Good Reading : July 2001
fatalefiction wenty years ago, three authors – Marcia Muller, Sara Paretsky and Sue Grafton – led the way in one of the most exciting publishing events of the eighties: the emergence of the female private eye as a key player in the detective fiction game. Two decades later, the ranks of the monstrous regiment of women crime fiction writers and their investigators have swelled to such an extent that those infamous mean streets are practically blocked to any other traffic. As for the three standard bearers: well, they’re marching on, though Sara Paretsky is semi-retired and Marcia Muller’s work is still sought out only by crime fiction buffs. Of this talented and trend- making trio, it’s Sue Grafton who has become the biggest success story.
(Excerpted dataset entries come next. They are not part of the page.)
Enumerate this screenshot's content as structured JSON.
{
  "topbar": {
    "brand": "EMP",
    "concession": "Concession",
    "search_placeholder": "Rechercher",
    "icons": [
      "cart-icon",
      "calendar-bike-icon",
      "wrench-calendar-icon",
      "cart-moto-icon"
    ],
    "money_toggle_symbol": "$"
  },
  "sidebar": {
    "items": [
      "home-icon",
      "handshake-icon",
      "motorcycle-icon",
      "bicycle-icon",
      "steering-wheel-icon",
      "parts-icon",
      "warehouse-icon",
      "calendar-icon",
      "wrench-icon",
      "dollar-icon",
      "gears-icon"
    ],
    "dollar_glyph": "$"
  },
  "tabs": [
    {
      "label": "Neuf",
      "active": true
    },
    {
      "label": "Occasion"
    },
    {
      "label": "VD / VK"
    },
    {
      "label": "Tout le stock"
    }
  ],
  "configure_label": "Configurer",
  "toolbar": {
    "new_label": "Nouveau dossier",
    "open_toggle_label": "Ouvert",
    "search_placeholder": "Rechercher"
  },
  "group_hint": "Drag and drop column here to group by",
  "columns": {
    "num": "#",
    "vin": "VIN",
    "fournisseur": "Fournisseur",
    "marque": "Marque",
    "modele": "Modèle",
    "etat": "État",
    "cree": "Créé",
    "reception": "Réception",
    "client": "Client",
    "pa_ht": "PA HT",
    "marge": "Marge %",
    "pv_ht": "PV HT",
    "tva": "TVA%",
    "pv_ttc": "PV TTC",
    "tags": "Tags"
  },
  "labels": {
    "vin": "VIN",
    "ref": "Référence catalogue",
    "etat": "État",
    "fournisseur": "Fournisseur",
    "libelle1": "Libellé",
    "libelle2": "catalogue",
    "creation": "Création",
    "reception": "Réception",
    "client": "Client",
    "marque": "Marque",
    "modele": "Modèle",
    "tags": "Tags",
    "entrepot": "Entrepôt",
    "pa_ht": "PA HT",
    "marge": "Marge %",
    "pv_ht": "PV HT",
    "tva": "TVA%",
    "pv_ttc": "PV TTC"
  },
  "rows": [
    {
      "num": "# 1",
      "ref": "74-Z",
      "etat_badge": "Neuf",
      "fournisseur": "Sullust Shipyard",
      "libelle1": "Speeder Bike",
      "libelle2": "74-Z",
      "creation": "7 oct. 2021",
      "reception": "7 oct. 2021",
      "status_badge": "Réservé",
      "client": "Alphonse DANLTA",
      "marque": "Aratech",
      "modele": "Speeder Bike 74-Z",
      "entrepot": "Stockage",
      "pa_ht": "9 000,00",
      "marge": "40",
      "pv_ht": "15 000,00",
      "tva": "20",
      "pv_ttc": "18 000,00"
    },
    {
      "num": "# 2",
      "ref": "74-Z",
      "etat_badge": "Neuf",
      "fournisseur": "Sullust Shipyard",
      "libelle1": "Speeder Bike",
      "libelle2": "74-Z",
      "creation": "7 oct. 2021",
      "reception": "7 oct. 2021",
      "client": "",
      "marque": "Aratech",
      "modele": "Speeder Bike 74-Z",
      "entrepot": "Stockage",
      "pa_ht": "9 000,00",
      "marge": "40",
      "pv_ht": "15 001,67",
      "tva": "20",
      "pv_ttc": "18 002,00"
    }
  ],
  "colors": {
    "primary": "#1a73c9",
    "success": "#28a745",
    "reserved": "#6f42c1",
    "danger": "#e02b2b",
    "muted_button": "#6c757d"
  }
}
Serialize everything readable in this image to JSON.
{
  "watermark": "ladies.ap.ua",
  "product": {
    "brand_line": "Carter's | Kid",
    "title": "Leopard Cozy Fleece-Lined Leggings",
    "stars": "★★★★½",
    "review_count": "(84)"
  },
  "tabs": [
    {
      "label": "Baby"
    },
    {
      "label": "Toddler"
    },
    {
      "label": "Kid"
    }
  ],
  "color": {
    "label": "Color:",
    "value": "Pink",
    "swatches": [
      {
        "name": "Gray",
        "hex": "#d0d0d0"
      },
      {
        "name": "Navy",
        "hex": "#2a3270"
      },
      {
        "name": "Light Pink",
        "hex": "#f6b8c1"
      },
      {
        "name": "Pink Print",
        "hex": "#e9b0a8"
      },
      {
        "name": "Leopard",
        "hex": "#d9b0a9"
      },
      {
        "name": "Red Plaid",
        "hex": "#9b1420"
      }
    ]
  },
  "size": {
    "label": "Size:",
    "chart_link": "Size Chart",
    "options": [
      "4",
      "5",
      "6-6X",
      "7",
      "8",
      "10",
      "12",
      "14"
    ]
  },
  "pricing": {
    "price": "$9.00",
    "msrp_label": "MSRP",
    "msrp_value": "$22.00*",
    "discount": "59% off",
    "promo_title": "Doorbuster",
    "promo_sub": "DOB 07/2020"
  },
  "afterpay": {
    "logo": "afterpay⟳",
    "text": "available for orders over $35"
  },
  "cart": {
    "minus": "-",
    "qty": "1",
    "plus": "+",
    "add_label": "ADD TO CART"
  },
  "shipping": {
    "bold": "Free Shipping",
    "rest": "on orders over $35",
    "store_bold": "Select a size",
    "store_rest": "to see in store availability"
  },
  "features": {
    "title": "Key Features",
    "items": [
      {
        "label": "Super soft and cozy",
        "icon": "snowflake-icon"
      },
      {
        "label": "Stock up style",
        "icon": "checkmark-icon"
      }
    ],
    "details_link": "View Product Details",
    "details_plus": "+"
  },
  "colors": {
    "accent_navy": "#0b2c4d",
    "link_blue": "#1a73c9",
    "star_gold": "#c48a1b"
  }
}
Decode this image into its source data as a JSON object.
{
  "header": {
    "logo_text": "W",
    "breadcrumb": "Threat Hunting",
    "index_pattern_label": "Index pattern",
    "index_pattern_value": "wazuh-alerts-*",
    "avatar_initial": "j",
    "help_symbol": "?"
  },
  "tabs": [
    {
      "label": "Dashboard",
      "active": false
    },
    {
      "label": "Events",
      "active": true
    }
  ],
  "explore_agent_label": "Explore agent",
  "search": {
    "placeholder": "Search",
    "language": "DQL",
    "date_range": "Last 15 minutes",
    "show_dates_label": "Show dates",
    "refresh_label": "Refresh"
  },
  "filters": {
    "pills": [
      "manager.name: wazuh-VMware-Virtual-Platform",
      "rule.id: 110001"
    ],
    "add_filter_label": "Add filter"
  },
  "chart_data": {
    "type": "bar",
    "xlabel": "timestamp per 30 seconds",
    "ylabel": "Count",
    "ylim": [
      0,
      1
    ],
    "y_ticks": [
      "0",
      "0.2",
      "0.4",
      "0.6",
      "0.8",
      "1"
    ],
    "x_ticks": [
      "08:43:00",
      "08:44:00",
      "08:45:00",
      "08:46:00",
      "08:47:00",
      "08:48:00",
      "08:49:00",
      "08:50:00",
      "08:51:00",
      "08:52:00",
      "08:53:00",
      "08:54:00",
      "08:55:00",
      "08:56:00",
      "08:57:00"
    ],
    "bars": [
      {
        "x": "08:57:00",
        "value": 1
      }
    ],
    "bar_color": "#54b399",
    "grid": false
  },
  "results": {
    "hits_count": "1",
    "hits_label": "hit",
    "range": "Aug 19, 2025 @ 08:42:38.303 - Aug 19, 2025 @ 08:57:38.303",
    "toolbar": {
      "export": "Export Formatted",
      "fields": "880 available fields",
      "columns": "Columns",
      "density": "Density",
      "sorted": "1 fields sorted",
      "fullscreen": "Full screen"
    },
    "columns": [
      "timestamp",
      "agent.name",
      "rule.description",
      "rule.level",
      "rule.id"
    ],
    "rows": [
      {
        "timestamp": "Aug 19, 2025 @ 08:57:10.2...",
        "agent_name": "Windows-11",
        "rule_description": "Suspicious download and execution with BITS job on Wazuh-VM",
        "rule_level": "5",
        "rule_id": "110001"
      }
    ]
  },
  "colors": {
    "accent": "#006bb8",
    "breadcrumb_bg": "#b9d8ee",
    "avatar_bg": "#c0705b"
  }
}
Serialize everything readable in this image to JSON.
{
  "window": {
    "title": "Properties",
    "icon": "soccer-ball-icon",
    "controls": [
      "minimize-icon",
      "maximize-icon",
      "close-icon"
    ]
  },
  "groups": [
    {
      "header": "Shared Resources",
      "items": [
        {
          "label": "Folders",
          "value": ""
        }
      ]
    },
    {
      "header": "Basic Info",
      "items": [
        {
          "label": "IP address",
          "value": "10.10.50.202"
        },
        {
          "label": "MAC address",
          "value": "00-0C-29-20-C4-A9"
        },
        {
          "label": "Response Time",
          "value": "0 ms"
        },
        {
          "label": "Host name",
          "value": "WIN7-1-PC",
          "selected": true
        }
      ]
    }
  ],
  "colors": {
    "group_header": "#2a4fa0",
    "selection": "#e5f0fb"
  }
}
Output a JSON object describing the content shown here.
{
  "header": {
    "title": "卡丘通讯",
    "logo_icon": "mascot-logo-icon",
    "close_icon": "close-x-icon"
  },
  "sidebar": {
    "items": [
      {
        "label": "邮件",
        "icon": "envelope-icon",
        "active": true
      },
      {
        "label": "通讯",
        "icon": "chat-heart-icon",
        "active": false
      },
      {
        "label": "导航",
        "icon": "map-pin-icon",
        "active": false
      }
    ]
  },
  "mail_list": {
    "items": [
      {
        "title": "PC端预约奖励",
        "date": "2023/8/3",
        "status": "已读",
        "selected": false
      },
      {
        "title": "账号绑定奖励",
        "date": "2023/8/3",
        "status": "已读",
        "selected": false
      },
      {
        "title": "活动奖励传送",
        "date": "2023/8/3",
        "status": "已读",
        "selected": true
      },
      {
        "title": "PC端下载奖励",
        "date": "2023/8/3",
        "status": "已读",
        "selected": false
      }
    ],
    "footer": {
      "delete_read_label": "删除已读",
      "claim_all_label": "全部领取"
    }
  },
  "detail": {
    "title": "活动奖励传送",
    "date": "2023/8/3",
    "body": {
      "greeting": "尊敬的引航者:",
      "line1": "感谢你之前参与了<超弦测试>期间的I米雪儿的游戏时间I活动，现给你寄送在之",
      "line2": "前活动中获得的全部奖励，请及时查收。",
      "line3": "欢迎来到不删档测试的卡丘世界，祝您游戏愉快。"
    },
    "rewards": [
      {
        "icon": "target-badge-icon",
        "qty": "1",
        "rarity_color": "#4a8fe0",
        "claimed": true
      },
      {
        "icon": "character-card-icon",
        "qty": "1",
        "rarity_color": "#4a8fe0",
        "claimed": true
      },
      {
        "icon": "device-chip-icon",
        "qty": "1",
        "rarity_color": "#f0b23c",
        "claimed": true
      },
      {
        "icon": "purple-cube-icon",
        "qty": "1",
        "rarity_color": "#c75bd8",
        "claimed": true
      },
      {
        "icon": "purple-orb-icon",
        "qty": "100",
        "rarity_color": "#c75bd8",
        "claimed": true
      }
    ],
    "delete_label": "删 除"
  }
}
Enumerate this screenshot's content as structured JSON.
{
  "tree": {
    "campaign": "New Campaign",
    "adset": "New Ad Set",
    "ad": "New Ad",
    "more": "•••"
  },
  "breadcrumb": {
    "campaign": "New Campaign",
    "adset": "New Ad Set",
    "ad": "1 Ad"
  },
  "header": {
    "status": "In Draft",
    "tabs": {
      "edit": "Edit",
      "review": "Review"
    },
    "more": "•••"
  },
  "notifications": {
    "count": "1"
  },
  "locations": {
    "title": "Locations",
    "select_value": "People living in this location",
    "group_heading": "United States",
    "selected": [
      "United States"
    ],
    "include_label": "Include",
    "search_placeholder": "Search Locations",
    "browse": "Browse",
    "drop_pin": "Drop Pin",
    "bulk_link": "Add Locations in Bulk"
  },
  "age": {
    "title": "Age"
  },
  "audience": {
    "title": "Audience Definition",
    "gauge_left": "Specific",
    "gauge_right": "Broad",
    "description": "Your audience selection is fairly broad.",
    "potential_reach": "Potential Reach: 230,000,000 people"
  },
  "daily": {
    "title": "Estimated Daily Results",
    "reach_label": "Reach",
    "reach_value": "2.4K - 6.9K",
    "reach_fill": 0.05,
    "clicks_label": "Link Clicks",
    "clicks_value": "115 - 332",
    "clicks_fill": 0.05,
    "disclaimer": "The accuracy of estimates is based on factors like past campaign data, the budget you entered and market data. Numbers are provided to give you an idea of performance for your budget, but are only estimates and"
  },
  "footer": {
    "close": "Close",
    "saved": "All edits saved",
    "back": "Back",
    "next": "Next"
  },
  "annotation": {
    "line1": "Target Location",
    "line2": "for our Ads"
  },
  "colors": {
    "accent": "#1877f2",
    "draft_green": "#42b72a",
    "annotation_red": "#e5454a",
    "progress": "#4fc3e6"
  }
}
The annual publication of Grafton’s alphabet mysteries is an event readers eagerly anticipate, much as they used to wait for the yearly ‘Christie for Christmas’. T elements for a All the perfect murder Her latest, P is for Peril (Pan Macmillan $28.00) sees this popular writer at the top of her form. All the elements for a perfect murder mystery are present. Grafton’s style, moving effortlessly as it does here from action to introspection, from gritty realism to wry, wise- cracking asides, reveals someone totally in command of her voice. Grafton has always had a strong sense of pace – perhaps she learned that from her early years writing for television – and she can make even a minor character live with just a few strokes of the pen. Long after you 12 have read P is for Peril, you’ll remember the cast of characters, most particularly Kinsey’s indelibly weird client Fiona Purcell, who has hired her to find the former Mr Purcell, a nursing home doctor who vanished six weeks before. Fiona dresses like a vamp from a classic film noir: ‘I half-expected an appearance by John Agar or Fred MacMurray, some poor feckless male who’d fallen prey to this vixen with her fierce shoulder pads ... the effect was stylish, but everything about her suggested estate sales and vintage clothing shops’, Kinsey remarks. Fiona Purcell’s costumed appearance, her house with its period furniture and dusty, half-decorated rooms resembling an old film set in the This month sees the release of several new titles from women crime writers. Christine Cremen is at the scene of the murders. process of being dismantled and a scene with corpse in a car being winched out of its watery grave all add to the noirish, nightmare quality of P is for Peril. But while Grafton’s fans will revel in the skillfully evoked atmosphere, what we’re really looking forward to is the chance to catch up with Kinsey Milhone, whom many of us regard as an old friend. Female sleuths in murder mysteries have changed quite a bit since we first met the detectives created by Grafton and the other members of the Big Three. To begin with, not all of them are private eyes. The female private eye was a feminist response to the traditional hero of hard- boiled crime fiction – the lone white knight with his trench coat and fedora – but it was also a reflection of the lack of job opportunities for women in the public sector of law enforcement. Now, of course, there are almost as many female police officers in books as there are on the beat, as well as the odd woman employed in the low-rent end of law enforcement, such as Janet Evanovich’s bounty hunter Stephanie Plum. Stephanie began working for her cousin Vinnie, a bail bondsman, at ‘the fugitive apprehension thing’ when she lost her job in discount lingerie. A sassy, spandex-wearing babe, Stephanie is an important figure because she addresses a lucrative but relatively untapped sector of the market: people in their twenties. (Women who buy crime fiction tend to be in the 35-plus age group, as do most of the characters.) Grafton calls Kinsey her alter-ego, the person she might have been if she hadn’t married young and had children, and the woman she’d like to be, at least some of the time. But then a lot of us would quite like to be Kinsey. This ex-cop-turned-private eye is in her early thirties, and tending to stay there, something most of us would like to do (or like to have done). The maxim that she lives by is ‘no kids, no house plants, no pets’. She dresses for comfort, doesn’t cook and has a fondness for junk food. Grafton gets a lot of letters from readers who worry about Kinsey’s unhealthy eating habits, though she’s always welcome at the dinner table of her kindly octogenarian landlord Henry for a delicious casserole and some of his home-baked bread. So Kinsey has this warm refuge, but at the same time maintains her independence, which makes her a very appealing wish- fulfilment fantasy figure. Henry, a nurturing father substitute, is the only constant male figure in Kinsey Milhone’s life. After a couple of failed marriages, she’s wary of men, an attitude which suited Grafton’s fans when Kinsey first appeared in the wake of the women’s movement. Twenty years on from the publication of A is for Alibi, where Kinsey ends up shooting, in self-defence, the man she is attracted to, the advent in P is for Peril of another potential lover – a sexy younger man – is going to place her in mortal danger yet again.